* WHAT TO PRODUCE *
An exact copy of every entry is required, minus the pictures.

[Element data from apps and pages]
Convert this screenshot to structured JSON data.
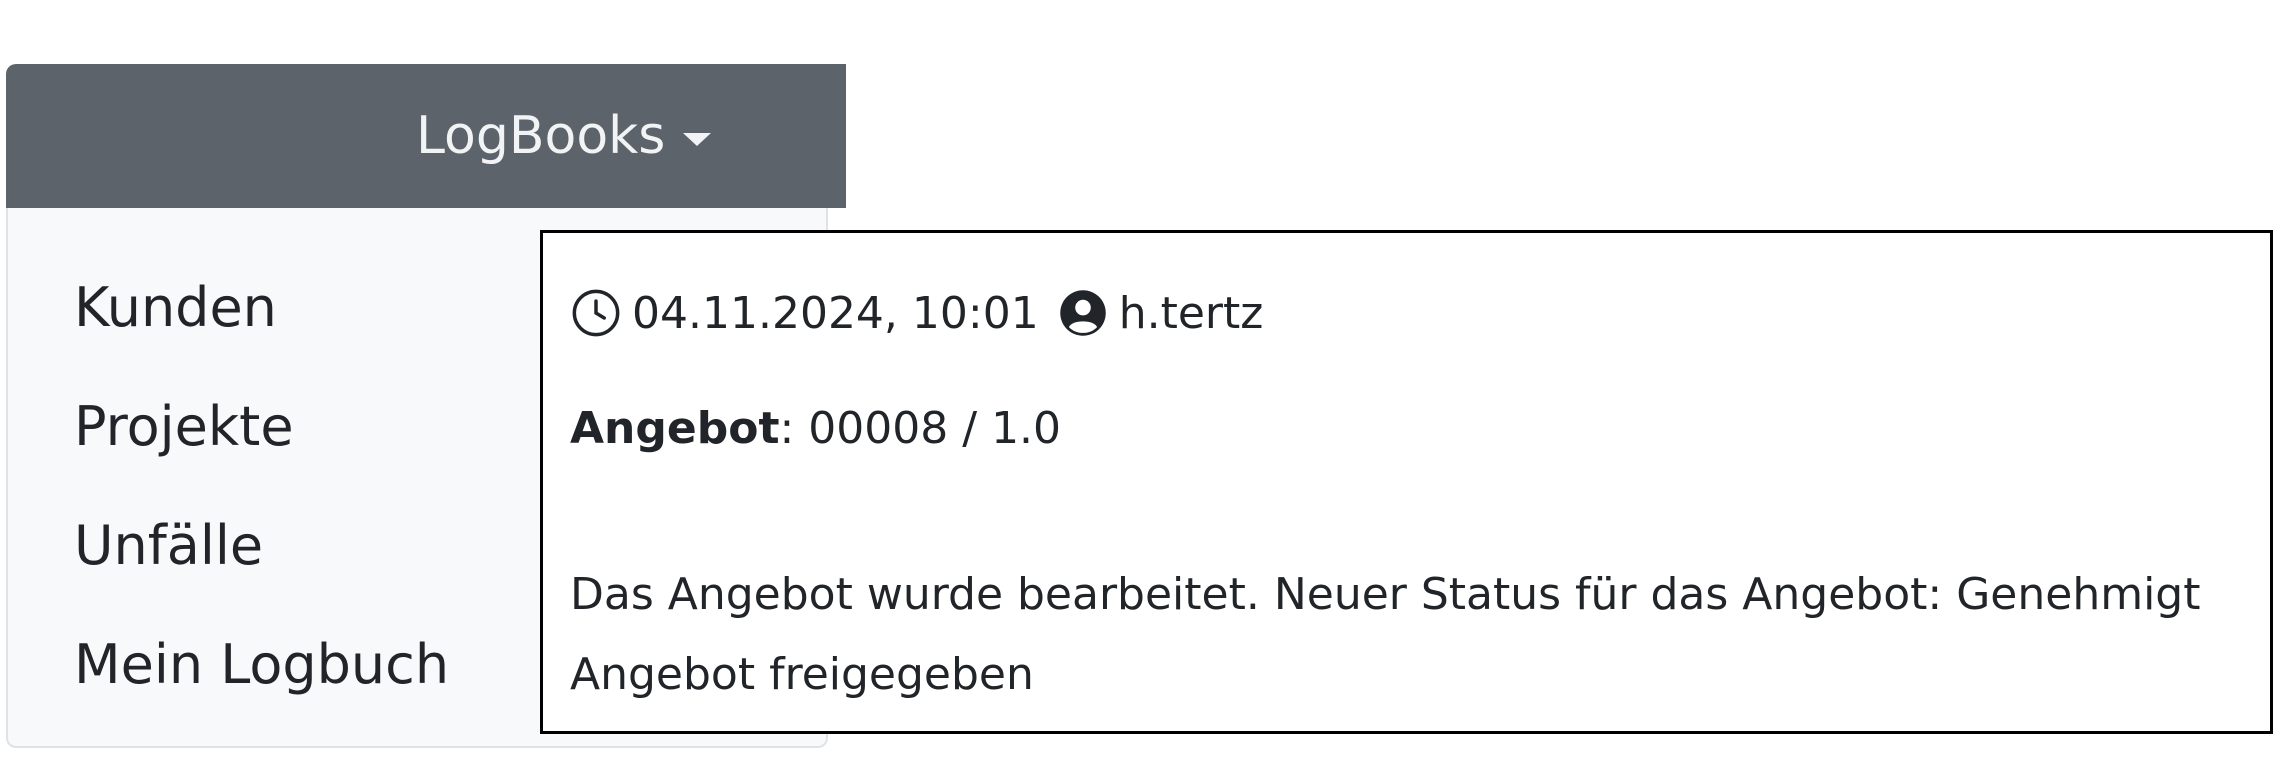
{
  "navbar": {
    "toggle_label": "LogBooks"
  },
  "dropdown": {
    "items": [
      {
        "label": "Kunden"
      },
      {
        "label": "Projekte"
      },
      {
        "label": "Unfälle"
      },
      {
        "label": "Mein Logbuch"
      }
    ]
  },
  "tooltip": {
    "timestamp": "04.11.2024, 10:01",
    "user": "h.tertz",
    "offer_label": "Angebot",
    "offer_value": ": 00008 / 1.0",
    "message_line1": "Das Angebot wurde bearbeitet. Neuer Status für das Angebot: Genehmigt",
    "message_line2": "Angebot freigegeben"
  },
  "icons": {
    "clock": "clock-icon",
    "user": "person-circle-icon"
  },
  "colors": {
    "navbar_background": "#5c636a",
    "navbar_text": "#f2f3f5",
    "menu_background": "#f8f9fa",
    "text": "#212529",
    "tooltip_border": "#000000"
  }
}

* OUTPUT FOR THIS EXERCISE *
Convert this screenshot to structured JSON data.
{
  "navbar": {
    "toggle_label": "LogBooks"
  },
  "dropdown": {
    "items": [
      {
        "label": "Kunden"
      },
      {
        "label": "Projekte"
      },
      {
        "label": "Unfälle"
      },
      {
        "label": "Mein Logbuch"
      }
    ]
  },
  "tooltip": {
    "timestamp": "04.11.2024, 10:01",
    "user": "h.tertz",
    "offer_label": "Angebot",
    "offer_value": ": 00008 / 1.0",
    "message_line1": "Das Angebot wurde bearbeitet. Neuer Status für das Angebot: Genehmigt",
    "message_line2": "Angebot freigegeben"
  },
  "icons": {
    "clock": "clock-icon",
    "user": "person-circle-icon"
  },
  "colors": {
    "navbar_background": "#5c636a",
    "navbar_text": "#f2f3f5",
    "menu_background": "#f8f9fa",
    "text": "#212529",
    "tooltip_border": "#000000"
  }
}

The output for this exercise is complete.